Every entry in the following data should be output exactly.
________________
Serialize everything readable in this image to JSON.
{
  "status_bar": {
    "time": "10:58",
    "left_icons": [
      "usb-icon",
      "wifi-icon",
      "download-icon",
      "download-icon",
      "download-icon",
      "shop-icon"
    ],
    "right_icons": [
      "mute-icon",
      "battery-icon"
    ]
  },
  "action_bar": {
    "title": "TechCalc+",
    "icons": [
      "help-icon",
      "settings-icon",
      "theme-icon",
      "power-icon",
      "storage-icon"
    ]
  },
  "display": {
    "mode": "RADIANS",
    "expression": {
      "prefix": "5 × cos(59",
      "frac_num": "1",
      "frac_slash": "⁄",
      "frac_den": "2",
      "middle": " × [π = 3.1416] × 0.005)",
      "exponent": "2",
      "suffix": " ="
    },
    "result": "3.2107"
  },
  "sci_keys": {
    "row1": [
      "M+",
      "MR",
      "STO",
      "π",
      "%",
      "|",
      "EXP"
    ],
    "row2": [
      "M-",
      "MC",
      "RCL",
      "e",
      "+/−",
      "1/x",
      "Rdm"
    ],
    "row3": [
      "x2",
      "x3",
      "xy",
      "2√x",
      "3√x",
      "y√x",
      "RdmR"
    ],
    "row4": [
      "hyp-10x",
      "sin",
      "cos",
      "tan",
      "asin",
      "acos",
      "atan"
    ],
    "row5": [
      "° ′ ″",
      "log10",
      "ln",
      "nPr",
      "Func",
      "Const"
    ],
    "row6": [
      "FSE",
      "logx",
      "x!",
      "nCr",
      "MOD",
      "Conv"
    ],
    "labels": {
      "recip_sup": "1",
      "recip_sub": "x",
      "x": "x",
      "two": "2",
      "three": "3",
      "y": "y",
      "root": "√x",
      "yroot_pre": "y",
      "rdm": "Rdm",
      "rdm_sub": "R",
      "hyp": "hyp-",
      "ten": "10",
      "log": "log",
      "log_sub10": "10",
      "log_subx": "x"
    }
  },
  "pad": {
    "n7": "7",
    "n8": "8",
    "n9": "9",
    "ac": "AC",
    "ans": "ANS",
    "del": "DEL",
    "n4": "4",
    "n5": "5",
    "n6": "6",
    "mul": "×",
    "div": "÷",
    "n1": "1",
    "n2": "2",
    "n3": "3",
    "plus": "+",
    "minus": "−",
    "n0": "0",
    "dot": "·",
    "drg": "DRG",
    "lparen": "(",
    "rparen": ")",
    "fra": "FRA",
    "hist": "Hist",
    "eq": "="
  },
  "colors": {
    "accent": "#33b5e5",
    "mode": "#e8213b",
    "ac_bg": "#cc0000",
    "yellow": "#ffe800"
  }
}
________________
** SOLUTION **
Serialize everything readable in this image to JSON.
{
  "status_bar": {
    "time": "10:58",
    "left_icons": [
      "usb-icon",
      "wifi-icon",
      "download-icon",
      "download-icon",
      "download-icon",
      "shop-icon"
    ],
    "right_icons": [
      "mute-icon",
      "battery-icon"
    ]
  },
  "action_bar": {
    "title": "TechCalc+",
    "icons": [
      "help-icon",
      "settings-icon",
      "theme-icon",
      "power-icon",
      "storage-icon"
    ]
  },
  "display": {
    "mode": "RADIANS",
    "expression": {
      "prefix": "5 × cos(59",
      "frac_num": "1",
      "frac_slash": "⁄",
      "frac_den": "2",
      "middle": " × [π = 3.1416] × 0.005)",
      "exponent": "2",
      "suffix": " ="
    },
    "result": "3.2107"
  },
  "sci_keys": {
    "row1": [
      "M+",
      "MR",
      "STO",
      "π",
      "%",
      "|",
      "EXP"
    ],
    "row2": [
      "M-",
      "MC",
      "RCL",
      "e",
      "+/−",
      "1/x",
      "Rdm"
    ],
    "row3": [
      "x2",
      "x3",
      "xy",
      "2√x",
      "3√x",
      "y√x",
      "RdmR"
    ],
    "row4": [
      "hyp-10x",
      "sin",
      "cos",
      "tan",
      "asin",
      "acos",
      "atan"
    ],
    "row5": [
      "° ′ ″",
      "log10",
      "ln",
      "nPr",
      "Func",
      "Const"
    ],
    "row6": [
      "FSE",
      "logx",
      "x!",
      "nCr",
      "MOD",
      "Conv"
    ],
    "labels": {
      "recip_sup": "1",
      "recip_sub": "x",
      "x": "x",
      "two": "2",
      "three": "3",
      "y": "y",
      "root": "√x",
      "yroot_pre": "y",
      "rdm": "Rdm",
      "rdm_sub": "R",
      "hyp": "hyp-",
      "ten": "10",
      "log": "log",
      "log_sub10": "10",
      "log_subx": "x"
    }
  },
  "pad": {
    "n7": "7",
    "n8": "8",
    "n9": "9",
    "ac": "AC",
    "ans": "ANS",
    "del": "DEL",
    "n4": "4",
    "n5": "5",
    "n6": "6",
    "mul": "×",
    "div": "÷",
    "n1": "1",
    "n2": "2",
    "n3": "3",
    "plus": "+",
    "minus": "−",
    "n0": "0",
    "dot": "·",
    "drg": "DRG",
    "lparen": "(",
    "rparen": ")",
    "fra": "FRA",
    "hist": "Hist",
    "eq": "="
  },
  "colors": {
    "accent": "#33b5e5",
    "mode": "#e8213b",
    "ac_bg": "#cc0000",
    "yellow": "#ffe800"
  }
}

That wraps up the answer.